#### [Source data]

************

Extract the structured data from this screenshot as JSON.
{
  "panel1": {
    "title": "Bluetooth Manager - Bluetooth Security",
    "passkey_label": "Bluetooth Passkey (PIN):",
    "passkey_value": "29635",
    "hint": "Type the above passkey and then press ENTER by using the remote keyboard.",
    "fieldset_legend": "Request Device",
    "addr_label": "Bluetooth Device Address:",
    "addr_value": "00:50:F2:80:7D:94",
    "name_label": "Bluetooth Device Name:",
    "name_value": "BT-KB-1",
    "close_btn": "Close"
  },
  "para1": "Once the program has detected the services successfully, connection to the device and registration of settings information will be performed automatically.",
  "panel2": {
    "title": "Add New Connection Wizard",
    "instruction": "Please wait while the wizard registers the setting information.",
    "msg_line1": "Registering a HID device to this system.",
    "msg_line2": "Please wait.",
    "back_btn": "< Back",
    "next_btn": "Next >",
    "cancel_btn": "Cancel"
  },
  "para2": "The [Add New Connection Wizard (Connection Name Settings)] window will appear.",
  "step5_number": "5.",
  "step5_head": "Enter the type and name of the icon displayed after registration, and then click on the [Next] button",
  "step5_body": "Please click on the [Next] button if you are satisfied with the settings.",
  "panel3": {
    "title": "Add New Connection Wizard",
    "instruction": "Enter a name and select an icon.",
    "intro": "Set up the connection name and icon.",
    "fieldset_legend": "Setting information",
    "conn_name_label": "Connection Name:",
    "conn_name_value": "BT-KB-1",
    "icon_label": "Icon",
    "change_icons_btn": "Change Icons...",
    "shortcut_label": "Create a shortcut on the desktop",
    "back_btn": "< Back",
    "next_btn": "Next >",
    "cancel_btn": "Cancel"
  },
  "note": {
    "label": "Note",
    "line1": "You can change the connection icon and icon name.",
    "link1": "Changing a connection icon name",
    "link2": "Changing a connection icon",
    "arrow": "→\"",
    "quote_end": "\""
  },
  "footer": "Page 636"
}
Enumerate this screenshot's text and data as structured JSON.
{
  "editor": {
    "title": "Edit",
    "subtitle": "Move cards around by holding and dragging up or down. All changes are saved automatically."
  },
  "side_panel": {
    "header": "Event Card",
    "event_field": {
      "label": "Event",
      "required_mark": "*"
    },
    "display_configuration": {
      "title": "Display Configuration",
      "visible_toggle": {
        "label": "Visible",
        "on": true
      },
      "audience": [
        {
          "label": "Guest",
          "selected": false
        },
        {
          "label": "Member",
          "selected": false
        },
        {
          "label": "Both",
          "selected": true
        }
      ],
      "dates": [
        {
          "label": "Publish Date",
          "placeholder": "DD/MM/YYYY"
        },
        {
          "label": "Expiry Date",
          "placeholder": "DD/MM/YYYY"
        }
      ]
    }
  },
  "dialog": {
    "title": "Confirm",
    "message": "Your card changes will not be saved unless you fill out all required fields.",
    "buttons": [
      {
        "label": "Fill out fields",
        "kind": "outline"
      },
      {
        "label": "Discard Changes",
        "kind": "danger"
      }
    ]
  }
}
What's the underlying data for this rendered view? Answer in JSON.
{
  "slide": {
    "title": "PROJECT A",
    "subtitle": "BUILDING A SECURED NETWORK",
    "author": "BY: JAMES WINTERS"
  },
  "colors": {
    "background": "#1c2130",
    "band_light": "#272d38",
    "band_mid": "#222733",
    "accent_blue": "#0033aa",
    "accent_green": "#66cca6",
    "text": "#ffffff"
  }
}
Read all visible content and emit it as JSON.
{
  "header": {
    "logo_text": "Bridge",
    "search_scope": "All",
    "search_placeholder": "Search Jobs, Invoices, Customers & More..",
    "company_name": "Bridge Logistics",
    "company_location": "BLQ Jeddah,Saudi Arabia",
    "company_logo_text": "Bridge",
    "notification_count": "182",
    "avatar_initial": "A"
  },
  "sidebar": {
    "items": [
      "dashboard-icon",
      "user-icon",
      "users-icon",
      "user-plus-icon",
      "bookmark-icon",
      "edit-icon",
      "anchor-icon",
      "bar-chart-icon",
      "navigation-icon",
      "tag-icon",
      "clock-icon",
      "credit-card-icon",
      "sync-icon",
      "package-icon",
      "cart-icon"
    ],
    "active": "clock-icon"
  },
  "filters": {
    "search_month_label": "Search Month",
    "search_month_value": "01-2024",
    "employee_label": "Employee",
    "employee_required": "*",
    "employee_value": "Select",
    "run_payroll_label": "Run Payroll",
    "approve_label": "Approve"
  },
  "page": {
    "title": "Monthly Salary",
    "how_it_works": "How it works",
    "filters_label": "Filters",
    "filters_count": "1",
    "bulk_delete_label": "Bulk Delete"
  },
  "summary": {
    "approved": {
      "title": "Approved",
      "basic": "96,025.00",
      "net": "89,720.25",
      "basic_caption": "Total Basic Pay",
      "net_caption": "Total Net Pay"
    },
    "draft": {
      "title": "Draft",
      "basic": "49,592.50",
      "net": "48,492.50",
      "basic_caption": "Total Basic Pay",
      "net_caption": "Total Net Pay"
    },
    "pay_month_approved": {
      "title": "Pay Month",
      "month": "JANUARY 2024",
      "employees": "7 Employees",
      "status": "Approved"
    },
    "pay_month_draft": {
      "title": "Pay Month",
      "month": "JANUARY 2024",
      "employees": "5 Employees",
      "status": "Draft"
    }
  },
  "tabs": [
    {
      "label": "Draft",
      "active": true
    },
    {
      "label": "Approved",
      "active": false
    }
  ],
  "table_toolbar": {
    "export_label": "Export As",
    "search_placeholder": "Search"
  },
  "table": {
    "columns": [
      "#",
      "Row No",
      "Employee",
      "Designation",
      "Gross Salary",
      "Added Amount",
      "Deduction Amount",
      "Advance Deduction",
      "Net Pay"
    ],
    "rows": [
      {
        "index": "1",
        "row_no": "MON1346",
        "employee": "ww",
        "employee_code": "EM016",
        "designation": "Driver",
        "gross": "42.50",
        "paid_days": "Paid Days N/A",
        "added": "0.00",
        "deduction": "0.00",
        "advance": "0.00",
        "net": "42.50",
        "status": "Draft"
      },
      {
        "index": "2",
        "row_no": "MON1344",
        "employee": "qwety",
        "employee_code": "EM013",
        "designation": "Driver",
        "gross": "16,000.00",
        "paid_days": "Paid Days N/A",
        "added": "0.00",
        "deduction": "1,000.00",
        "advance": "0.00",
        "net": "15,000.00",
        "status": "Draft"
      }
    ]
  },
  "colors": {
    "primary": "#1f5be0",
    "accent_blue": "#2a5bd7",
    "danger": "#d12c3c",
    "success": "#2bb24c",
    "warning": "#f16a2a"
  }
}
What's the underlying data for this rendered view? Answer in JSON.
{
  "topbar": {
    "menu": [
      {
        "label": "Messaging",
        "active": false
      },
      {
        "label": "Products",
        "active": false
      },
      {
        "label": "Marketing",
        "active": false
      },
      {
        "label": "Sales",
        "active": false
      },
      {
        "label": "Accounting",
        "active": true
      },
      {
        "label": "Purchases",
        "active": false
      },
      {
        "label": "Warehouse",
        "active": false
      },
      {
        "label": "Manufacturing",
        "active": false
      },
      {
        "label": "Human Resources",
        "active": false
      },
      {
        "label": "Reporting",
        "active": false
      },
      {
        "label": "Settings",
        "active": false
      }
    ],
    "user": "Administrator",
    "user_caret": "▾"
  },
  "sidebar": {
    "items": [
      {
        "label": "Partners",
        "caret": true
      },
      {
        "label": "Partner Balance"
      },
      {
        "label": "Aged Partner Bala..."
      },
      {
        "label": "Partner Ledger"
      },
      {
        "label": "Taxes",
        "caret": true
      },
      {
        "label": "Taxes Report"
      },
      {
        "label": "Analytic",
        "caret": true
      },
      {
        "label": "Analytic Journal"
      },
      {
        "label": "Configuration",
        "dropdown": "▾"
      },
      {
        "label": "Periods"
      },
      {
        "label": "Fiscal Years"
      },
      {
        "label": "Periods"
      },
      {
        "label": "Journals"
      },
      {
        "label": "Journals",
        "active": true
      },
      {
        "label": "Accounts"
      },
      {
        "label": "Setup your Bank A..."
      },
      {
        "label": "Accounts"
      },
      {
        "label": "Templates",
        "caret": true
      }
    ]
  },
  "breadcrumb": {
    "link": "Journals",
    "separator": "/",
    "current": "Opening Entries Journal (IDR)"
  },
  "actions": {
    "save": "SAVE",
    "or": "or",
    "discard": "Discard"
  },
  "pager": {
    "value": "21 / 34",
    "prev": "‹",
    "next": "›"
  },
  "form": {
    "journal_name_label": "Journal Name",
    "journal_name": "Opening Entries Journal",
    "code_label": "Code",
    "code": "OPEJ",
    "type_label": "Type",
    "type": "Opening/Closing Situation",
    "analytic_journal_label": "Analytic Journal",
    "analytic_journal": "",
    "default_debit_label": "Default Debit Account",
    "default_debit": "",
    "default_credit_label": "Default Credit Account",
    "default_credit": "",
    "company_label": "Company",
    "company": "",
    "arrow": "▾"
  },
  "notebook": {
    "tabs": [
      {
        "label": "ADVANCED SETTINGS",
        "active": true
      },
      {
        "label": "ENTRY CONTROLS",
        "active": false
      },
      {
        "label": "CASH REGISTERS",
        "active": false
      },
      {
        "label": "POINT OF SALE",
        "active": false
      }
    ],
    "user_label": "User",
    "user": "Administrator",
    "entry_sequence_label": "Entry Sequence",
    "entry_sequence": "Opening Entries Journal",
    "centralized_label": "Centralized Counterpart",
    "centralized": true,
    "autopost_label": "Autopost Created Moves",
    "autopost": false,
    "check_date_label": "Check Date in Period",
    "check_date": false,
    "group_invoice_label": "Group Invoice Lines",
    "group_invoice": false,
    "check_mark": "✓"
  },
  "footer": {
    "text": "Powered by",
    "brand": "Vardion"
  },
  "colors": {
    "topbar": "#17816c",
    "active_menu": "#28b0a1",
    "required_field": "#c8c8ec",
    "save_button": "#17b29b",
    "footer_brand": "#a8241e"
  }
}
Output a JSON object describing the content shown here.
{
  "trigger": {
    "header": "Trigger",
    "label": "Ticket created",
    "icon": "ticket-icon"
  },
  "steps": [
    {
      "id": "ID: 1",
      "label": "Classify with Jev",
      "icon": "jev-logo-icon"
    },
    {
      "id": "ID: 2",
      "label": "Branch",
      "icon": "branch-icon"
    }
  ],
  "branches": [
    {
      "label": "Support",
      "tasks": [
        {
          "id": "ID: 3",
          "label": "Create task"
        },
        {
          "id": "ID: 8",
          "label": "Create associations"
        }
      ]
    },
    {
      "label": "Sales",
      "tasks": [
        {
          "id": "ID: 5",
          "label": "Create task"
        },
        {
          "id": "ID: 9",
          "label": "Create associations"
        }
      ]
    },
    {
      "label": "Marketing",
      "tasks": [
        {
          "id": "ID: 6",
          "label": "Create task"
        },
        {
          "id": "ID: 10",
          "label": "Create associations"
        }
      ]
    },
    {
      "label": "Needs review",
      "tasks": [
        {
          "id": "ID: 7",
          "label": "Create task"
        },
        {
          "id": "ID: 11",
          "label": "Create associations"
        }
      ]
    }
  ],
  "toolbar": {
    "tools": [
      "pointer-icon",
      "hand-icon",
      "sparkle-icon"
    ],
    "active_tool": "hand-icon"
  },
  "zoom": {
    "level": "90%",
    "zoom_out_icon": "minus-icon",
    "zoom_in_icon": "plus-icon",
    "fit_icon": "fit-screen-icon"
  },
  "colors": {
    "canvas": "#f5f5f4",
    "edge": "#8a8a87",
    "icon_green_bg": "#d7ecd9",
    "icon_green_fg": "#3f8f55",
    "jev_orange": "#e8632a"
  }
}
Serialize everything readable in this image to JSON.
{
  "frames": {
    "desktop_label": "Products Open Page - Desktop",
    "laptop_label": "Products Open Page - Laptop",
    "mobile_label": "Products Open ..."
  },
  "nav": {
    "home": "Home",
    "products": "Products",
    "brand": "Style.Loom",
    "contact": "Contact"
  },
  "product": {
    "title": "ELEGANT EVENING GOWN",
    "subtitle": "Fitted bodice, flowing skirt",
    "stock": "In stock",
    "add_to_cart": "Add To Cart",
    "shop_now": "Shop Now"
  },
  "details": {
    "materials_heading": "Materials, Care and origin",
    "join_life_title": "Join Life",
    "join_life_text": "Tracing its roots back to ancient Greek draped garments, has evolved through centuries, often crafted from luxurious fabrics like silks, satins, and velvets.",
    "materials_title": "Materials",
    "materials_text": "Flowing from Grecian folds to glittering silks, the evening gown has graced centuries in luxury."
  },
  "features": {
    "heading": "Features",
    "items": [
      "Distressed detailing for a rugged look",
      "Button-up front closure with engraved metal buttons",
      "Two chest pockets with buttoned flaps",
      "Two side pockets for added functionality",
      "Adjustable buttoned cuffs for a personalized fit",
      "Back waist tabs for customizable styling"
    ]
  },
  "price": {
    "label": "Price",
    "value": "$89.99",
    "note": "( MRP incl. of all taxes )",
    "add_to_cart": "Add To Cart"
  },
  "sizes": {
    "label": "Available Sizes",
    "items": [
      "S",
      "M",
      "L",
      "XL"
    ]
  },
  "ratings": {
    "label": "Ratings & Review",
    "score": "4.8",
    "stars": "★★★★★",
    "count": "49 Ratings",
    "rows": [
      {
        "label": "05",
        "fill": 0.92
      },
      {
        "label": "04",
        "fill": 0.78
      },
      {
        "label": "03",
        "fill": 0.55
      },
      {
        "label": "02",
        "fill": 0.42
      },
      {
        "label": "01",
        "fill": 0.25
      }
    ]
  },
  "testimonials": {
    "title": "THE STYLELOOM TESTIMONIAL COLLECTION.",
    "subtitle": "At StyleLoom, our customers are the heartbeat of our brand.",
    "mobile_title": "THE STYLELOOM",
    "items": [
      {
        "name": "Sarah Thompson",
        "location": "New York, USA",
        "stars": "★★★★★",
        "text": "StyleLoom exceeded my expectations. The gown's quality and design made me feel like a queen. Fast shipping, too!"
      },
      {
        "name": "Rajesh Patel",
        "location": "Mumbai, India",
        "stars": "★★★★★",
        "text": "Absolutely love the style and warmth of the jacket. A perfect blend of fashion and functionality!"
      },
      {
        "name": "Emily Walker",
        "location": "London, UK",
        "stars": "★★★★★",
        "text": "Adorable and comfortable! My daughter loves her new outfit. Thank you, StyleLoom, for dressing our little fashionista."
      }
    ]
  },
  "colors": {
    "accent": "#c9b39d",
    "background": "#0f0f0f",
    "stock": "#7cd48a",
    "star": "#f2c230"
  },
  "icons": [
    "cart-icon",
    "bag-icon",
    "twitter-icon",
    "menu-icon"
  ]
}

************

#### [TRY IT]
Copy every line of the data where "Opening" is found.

#### [SOLUTION TO THE EXERCISE]
    "current": "Opening Entries Journal (IDR)"
    "journal_name": "Opening Entries Journal",
    "type": "Opening/Closing Situation",
    "entry_sequence": "Opening Entries Journal",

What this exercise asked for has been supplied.